The Navy Hymn
Sailor Aviators Version
Whose arm hath bound the restless wave,
Who bid'st the mighty Ocean deep
Its' own appointed limits keep;
O hear us when we cry to thee,
for those in peril on the sea.
Lord, guard and guide the men who fly
Through the great spaces in the sky.
Be with them always in the air,
In dark'ning storms or sunlight fair.
O, Hear us when we lift our prayer,
For those in peril in the air.
But when at length our course is run,
Our work for home and country done,
Of all the souls that flew and sailed,
Let not one life in thee be failed,
But hear from heaven our sailors cry,
And grant eternal life on high.
May all our departed shipmates rest in peace.
New York Times
01 OCT 58
KEY WEST, Fla., Sept. 30 (AP)--Pilots criss-crossed 27,000 square miles of island-dotted water today in search of a Navy patrol plane from Maine missing with ten men aboard.
The Neptune submarine hunter was last heard from yesterday afternoon when it made a routine radio report to the Key West Navy Base. It had been on an instrument-checking flight with no definite destination.
The twin-engine land-based plane was flown here recently by a crew from the Brunswick Naval Air Station in Maine. The men were being trained in anti-submarine warfare.
"WRECKED PLANE FOUND"
KEY WEST, Fla. (AP)--Wreckage of a submarine-hunter plane which disappeared Monday with 10 crewmen has been found in the Gulf north of here. No rafts were sighted.
"PLANE YIELDS 3 BODIES"
7 Still Missing on Navy Craft Down in FLorida Bay
New York Times
KEY WEST, Fla., Oct. 3 (UPI)--Navy divers today found bodies in the submerged fuselage of a patrol plane that disappeared Monday, with ten men aboard. There was no sign of the other seven crewmen.
Searches found the main section of the submarine hunter plane in forty-two feet of water in Florida Bay, twenty-two miles north of here. The bodies were pinned inside. Immediate identification was not possible.
Nearby on the murky bottom was the starboard engine of the twin-engine P2V plane and the landing gear.
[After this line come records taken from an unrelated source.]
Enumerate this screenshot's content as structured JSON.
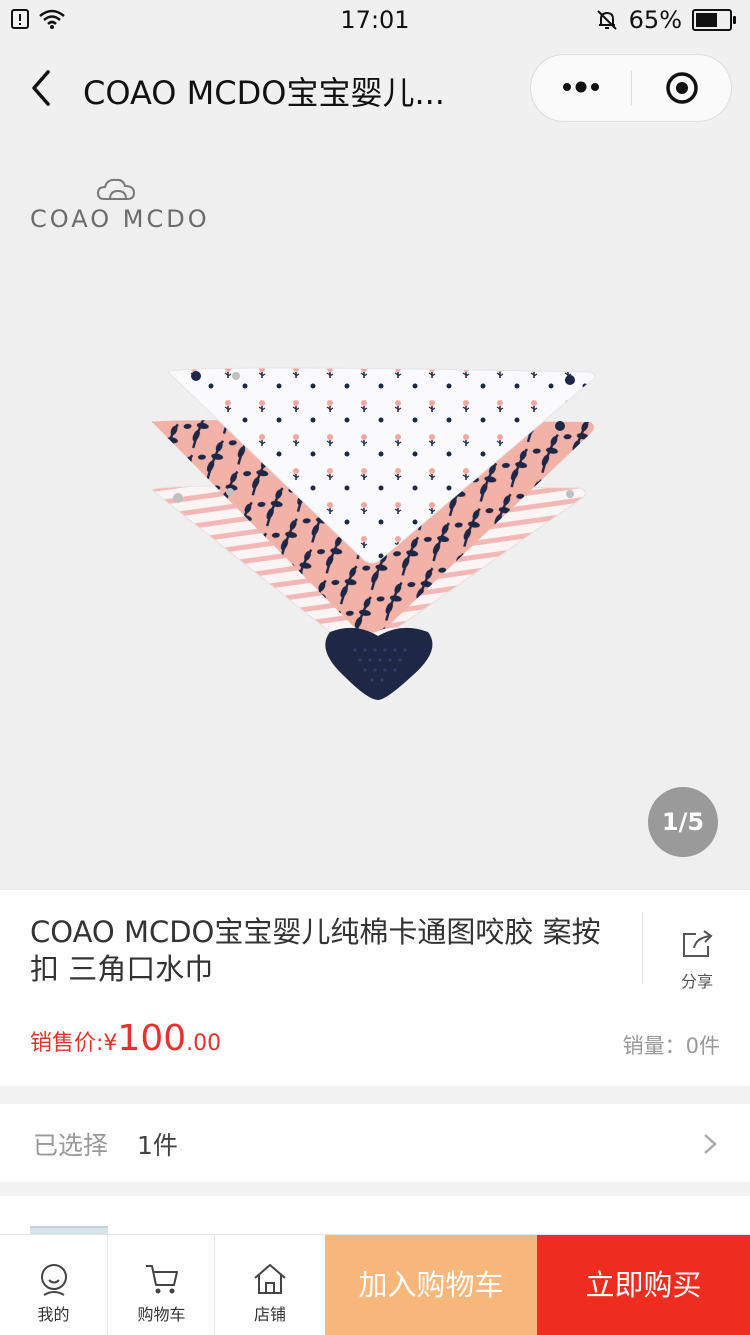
{
  "status_bar": {
    "time": "17:01",
    "battery": "65%",
    "battery_level": 0.65
  },
  "nav": {
    "title": "COAO MCDO宝宝婴儿..."
  },
  "gallery": {
    "brand": "COAO MCDO",
    "pager": "1/5"
  },
  "product": {
    "title": "COAO MCDO宝宝婴儿纯棉卡通图咬胶 案按扣 三角口水巾",
    "share_label": "分享",
    "price_label": "销售价:¥",
    "price_int": "100",
    "price_dec": ".00",
    "sales": "销量：0件"
  },
  "selection": {
    "label": "已选择",
    "value": "1件"
  },
  "store_row": {
    "text": "..."
  },
  "bottom_bar": {
    "items": [
      {
        "label": "我的",
        "icon": "user-icon"
      },
      {
        "label": "购物车",
        "icon": "cart-icon"
      },
      {
        "label": "店铺",
        "icon": "home-icon"
      }
    ],
    "add_to_cart": "加入购物车",
    "buy_now": "立即购买"
  },
  "colors": {
    "price": "#e5322d",
    "add_to_cart": "#f7b77a",
    "buy_now": "#ef2c20"
  }
}
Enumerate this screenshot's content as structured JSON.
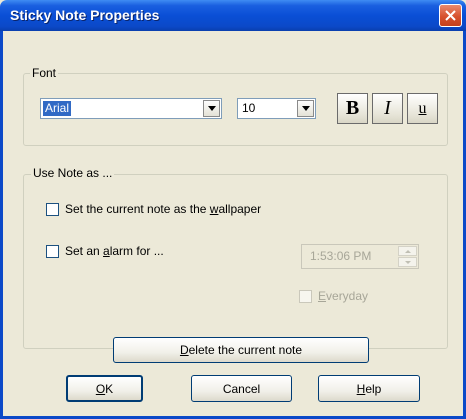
{
  "window": {
    "title": "Sticky Note Properties"
  },
  "font_group": {
    "legend": "Font",
    "font_name": "Arial",
    "font_size": "10",
    "bold_label": "B",
    "italic_label": "I",
    "underline_label": "u"
  },
  "use_group": {
    "legend": "Use Note as ...",
    "wallpaper": {
      "pre": "Set the current note as the ",
      "key": "w",
      "post": "allpaper"
    },
    "alarm": {
      "pre": "Set an ",
      "key": "a",
      "post": "larm for ..."
    },
    "time_value": "1:53:06 PM",
    "everyday": {
      "key": "E",
      "post": "veryday"
    }
  },
  "buttons": {
    "delete": {
      "key": "D",
      "post": "elete the current note"
    },
    "ok": {
      "key": "O",
      "post": "K"
    },
    "cancel": "Cancel",
    "help": {
      "key": "H",
      "post": "elp"
    }
  }
}
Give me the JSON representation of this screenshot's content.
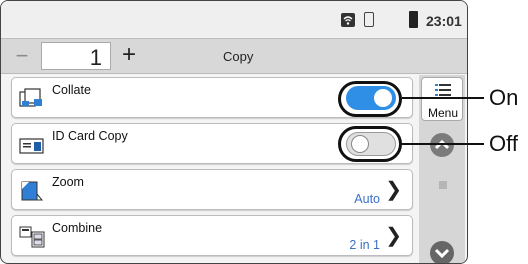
{
  "status_bar": {
    "time": "23:01"
  },
  "toolbar": {
    "minus_label": "−",
    "copies_value": "1",
    "plus_label": "+",
    "title": "Copy"
  },
  "rows": [
    {
      "label": "Collate",
      "toggle": "on"
    },
    {
      "label": "ID Card Copy",
      "toggle": "off"
    },
    {
      "label": "Zoom",
      "value": "Auto"
    },
    {
      "label": "Combine",
      "value": "2 in 1"
    }
  ],
  "side_panel": {
    "menu_label": "Menu"
  },
  "callouts": {
    "on": "On",
    "off": "Off"
  },
  "colors": {
    "toggle_on": "#2f8fe6",
    "link_value": "#3a6fc8"
  }
}
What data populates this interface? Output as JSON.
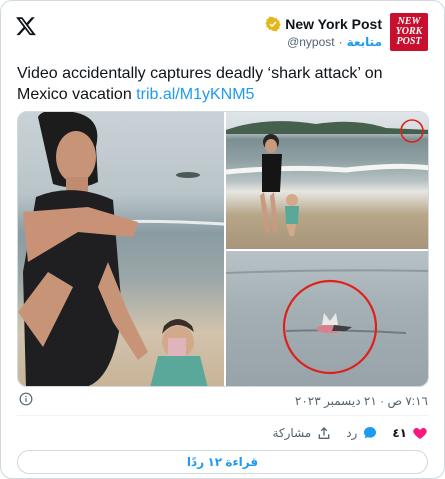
{
  "account": {
    "display_name": "New York Post",
    "handle": "@nypost",
    "separator": "·",
    "follow_label": "متابعة",
    "avatar_line1": "NEW",
    "avatar_line2": "YORK",
    "avatar_line3": "POST"
  },
  "tweet": {
    "text": "Video accidentally captures deadly ‘shark attack’ on Mexico vacation ",
    "link": "trib.al/M1yKNM5",
    "timestamp": "٧:١٦ ص · ٢١ ديسمبر ٢٠٢٣"
  },
  "actions": {
    "like_count": "٤١",
    "reply_label": "رد",
    "share_label": "مشاركة"
  },
  "read_replies_label": "قراءة ١٢ ردًا",
  "colors": {
    "accent": "#1d9bf0",
    "like": "#f91880",
    "brand": "#c8102e",
    "verified": "#e2b719"
  },
  "icons": [
    "x-logo-icon",
    "verified-badge-icon",
    "info-icon",
    "heart-icon",
    "reply-icon",
    "share-icon"
  ]
}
Divers said they were having difficulty in searching the bay bottom because of a three-knot current.
The plane, on temporary assignment here from Brunswick Naval Air Station, Me, was on a routine training mission when it went down.
"VP-26 Mishap Summary Page"